’Artis Henderson’s memoir will be on my list of best of 2014’

A review of "Un-remarried Widow: A Memoir’
Sarah Weinman
CRXATT Thunderstorm over Karoo landscape, Nieuwoudtville, South Africa

Un-remarried Widow: A Memoir

By Artis Henderson

It is far too early to designate any book one of the best of the year, but I am reasonably certain that, when 2014 comes to a close, Artis Henderson’s memoir will be on my list. The bones upon which her first book is built—grappling with the death of her father in a plane crash when she was five, only to reckon with the death of her husband in a military plane crash 20 years later—could easily have turned into fodder for melodrama. Henderson, however, keeps away from cheap emotional manipulation, opting for the more difficult road of thoughtful ambiguity.

We first meet Henderson’s husband, Miles, when he dreams his own death, so the reader knows what’s ahead. But what follows, in a fragmented sequence that bounces between decades, is Henderson’s own complicated journey. She breaks her spine in the crash that killed her father, suffers through a difficult adolescence, and then her college dreams of creative freedom crash up against the more conservative sensibilities of the man who will be her husband. In the midst of constant prolonged loneliness, and a creeping depression, Henderson can’t help but contemplate the larger question of, “What if you love someone with all your heart but you’re afraid that being with him means giving up the life you imagined for yourself?”

One answer proves to be: “You figure out how to make it work.” Miles’s death comes after they have made their differences work, which is tragedy enough—but it also allows Henderson’s dreams another chance, a truth she doesn’t sugarcoat. But before she can replant those dormant seeds, she must still learn what it is to be a military widow, to take comfort in the grief offered by others, to find solace only among those women who have shared the same horrible experience, and to fight the government for the truth of Miles’s crash—and this, too, proves more ambiguous than first appeared.
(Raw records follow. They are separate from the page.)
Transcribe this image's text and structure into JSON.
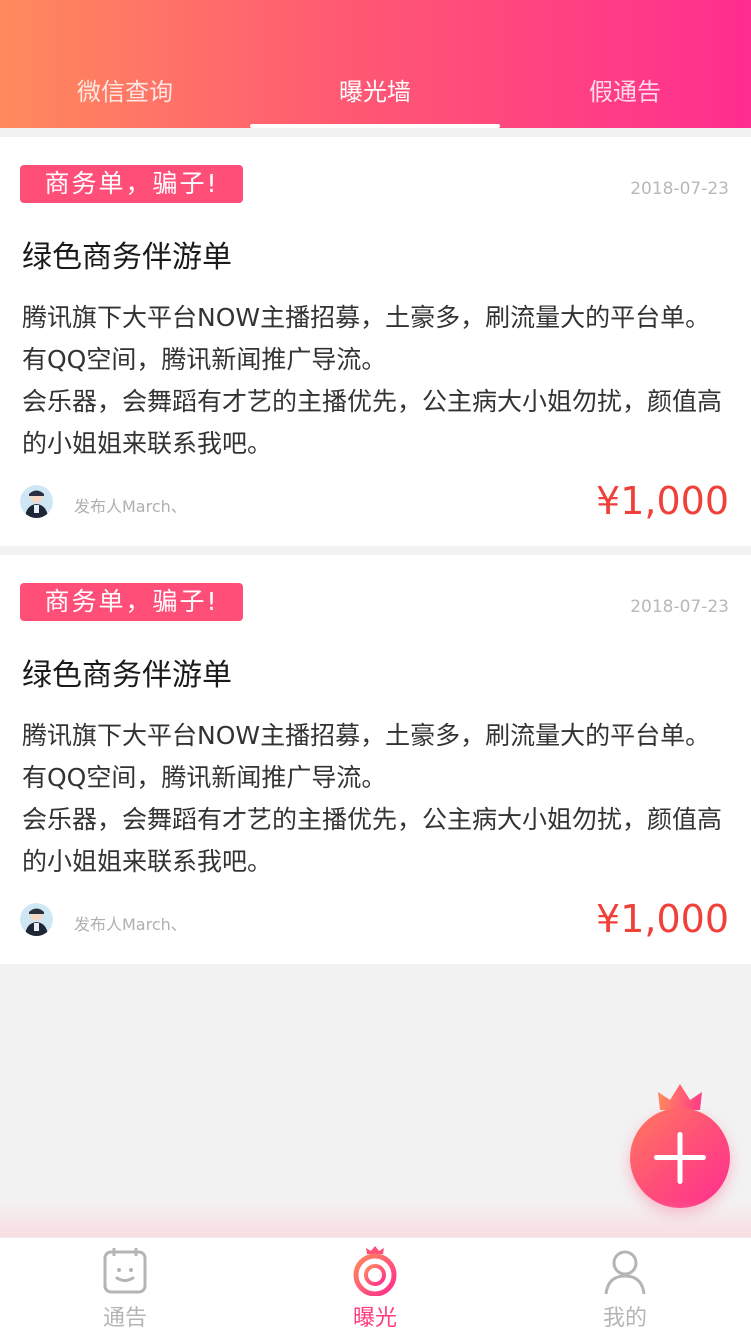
{
  "tabs": [
    {
      "label": "微信查询"
    },
    {
      "label": "曝光墙"
    },
    {
      "label": "假通告"
    }
  ],
  "active_tab": 1,
  "posts": [
    {
      "tag": "商务单，骗子!",
      "date": "2018-07-23",
      "title": "绿色商务伴游单",
      "description": "腾讯旗下大平台NOW主播招募，土豪多，刷流量大的平台单。有QQ空间，腾讯新闻推广导流。\n会乐器，会舞蹈有才艺的主播优先，公主病大小姐勿扰，颜值高的小姐姐来联系我吧。",
      "publisher": "发布人March、",
      "price": "¥1,000"
    },
    {
      "tag": "商务单，骗子!",
      "date": "2018-07-23",
      "title": "绿色商务伴游单",
      "description": "腾讯旗下大平台NOW主播招募，土豪多，刷流量大的平台单。有QQ空间，腾讯新闻推广导流。\n会乐器，会舞蹈有才艺的主播优先，公主病大小姐勿扰，颜值高的小姐姐来联系我吧。",
      "publisher": "发布人March、",
      "price": "¥1,000"
    }
  ],
  "fab": {
    "icon": "plus-icon"
  },
  "bottom_nav": [
    {
      "label": "通告",
      "icon": "notice-board-icon"
    },
    {
      "label": "曝光",
      "icon": "crown-ring-icon"
    },
    {
      "label": "我的",
      "icon": "user-icon"
    }
  ],
  "colors": {
    "accent": "#ff3b7c",
    "tag_bg": "#ff4f79",
    "price": "#f0403a",
    "header_start": "#ff8a5c",
    "header_end": "#ff2d8f"
  }
}
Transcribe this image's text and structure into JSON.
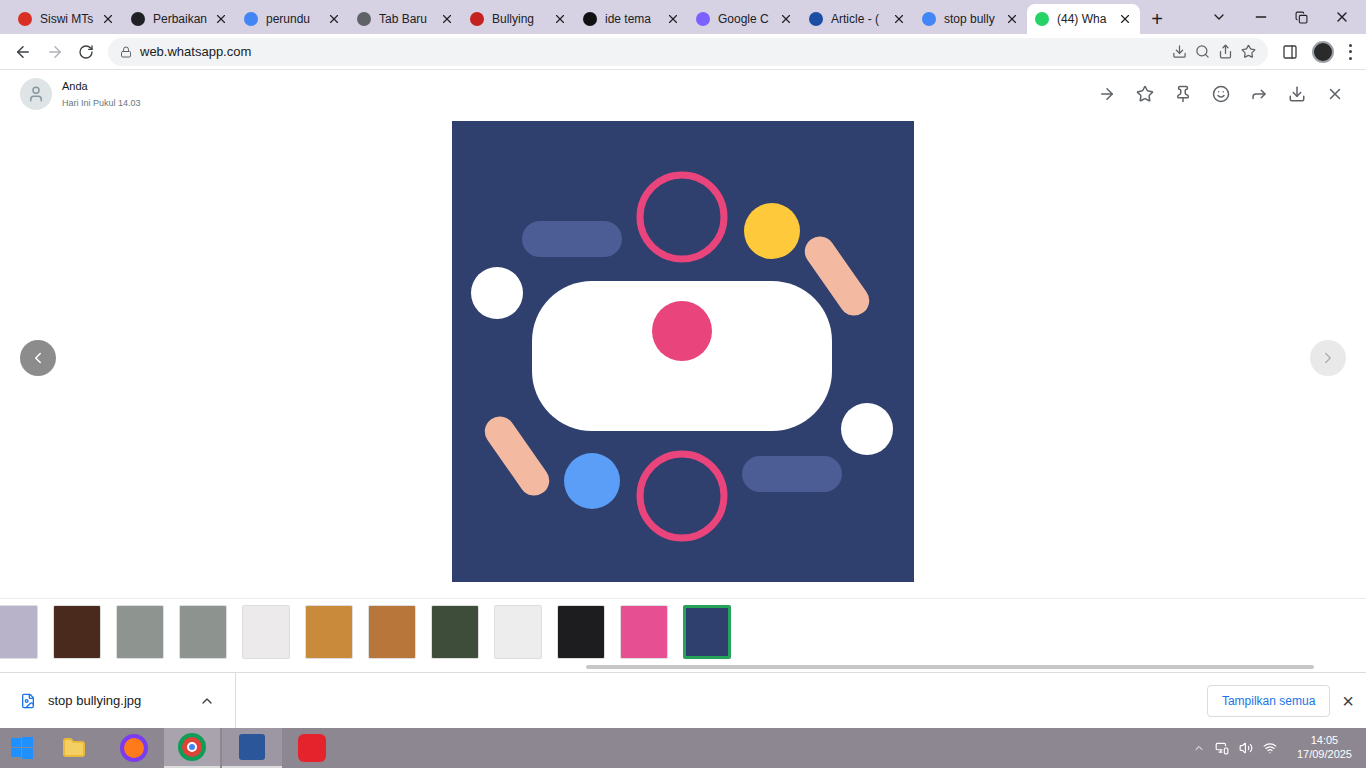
{
  "tabs": [
    {
      "label": "Siswi MTs",
      "selected": false,
      "color": "#d93025"
    },
    {
      "label": "Perbaikan",
      "selected": false,
      "color": "#202124"
    },
    {
      "label": "perundu",
      "selected": false,
      "color": "#4285f4"
    },
    {
      "label": "Tab Baru",
      "selected": false,
      "color": "#5f6368"
    },
    {
      "label": "Bullying",
      "selected": false,
      "color": "#c5221f"
    },
    {
      "label": "ide tema",
      "selected": false,
      "color": "#111111"
    },
    {
      "label": "Google C",
      "selected": false,
      "color": "#7b61ff"
    },
    {
      "label": "Article - (",
      "selected": false,
      "color": "#1a4fa3"
    },
    {
      "label": "stop bully",
      "selected": false,
      "color": "#4285f4"
    },
    {
      "label": "(44) Wha",
      "selected": true,
      "color": "#25d366"
    }
  ],
  "new_tab": "+",
  "address_bar": {
    "url": "web.whatsapp.com"
  },
  "viewer": {
    "sender": "Anda",
    "time": "Hari Ini Pukul 14.03"
  },
  "thumbnails": [
    {
      "selected": false,
      "color": "#b9b3c9"
    },
    {
      "selected": false,
      "color": "#4a2a1c"
    },
    {
      "selected": false,
      "color": "#8e9591"
    },
    {
      "selected": false,
      "color": "#8d938f"
    },
    {
      "selected": false,
      "color": "#eceaea"
    },
    {
      "selected": false,
      "color": "#c98a3c"
    },
    {
      "selected": false,
      "color": "#b8763a"
    },
    {
      "selected": false,
      "color": "#3d4d39"
    },
    {
      "selected": false,
      "color": "#ededed"
    },
    {
      "selected": false,
      "color": "#1d1d1f"
    },
    {
      "selected": false,
      "color": "#e64f92"
    },
    {
      "selected": true,
      "color": "#2f3f6e"
    }
  ],
  "download_bar": {
    "file": "stop bullying.jpg",
    "show_all": "Tampilkan semua",
    "close": "×"
  },
  "taskbar": {
    "time": "14:05",
    "date": "17/09/2025"
  }
}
Henderson’s writing favours stark facts over florid description. The reader feels the jagged numbness of Henderson’s grief, but also understands her joy at discovering that once buried, now robust, writer self.
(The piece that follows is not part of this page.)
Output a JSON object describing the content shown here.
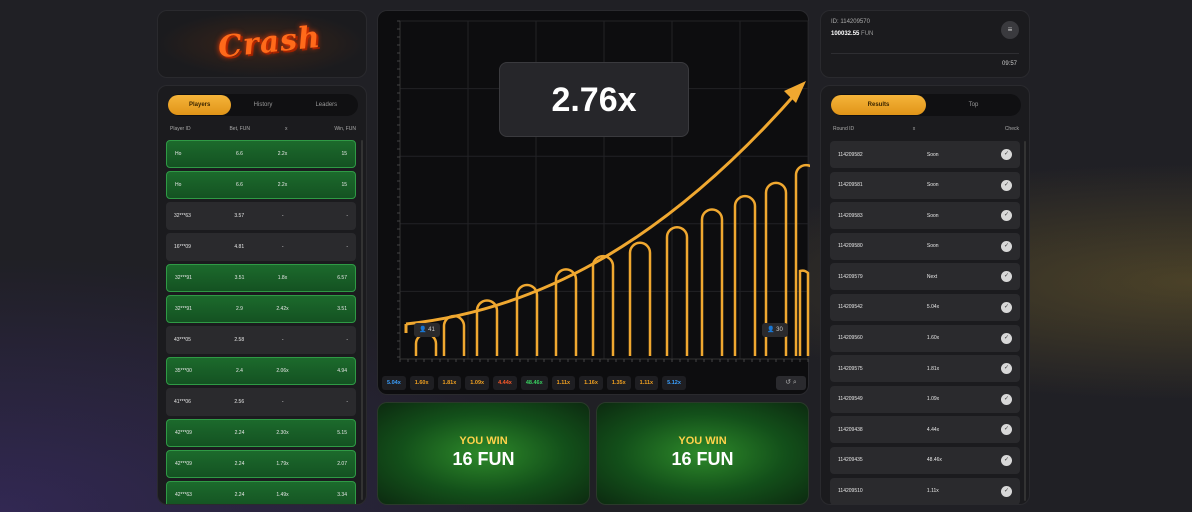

Visit the Maclean’s Bookmarked blog for news and reviews on all things literary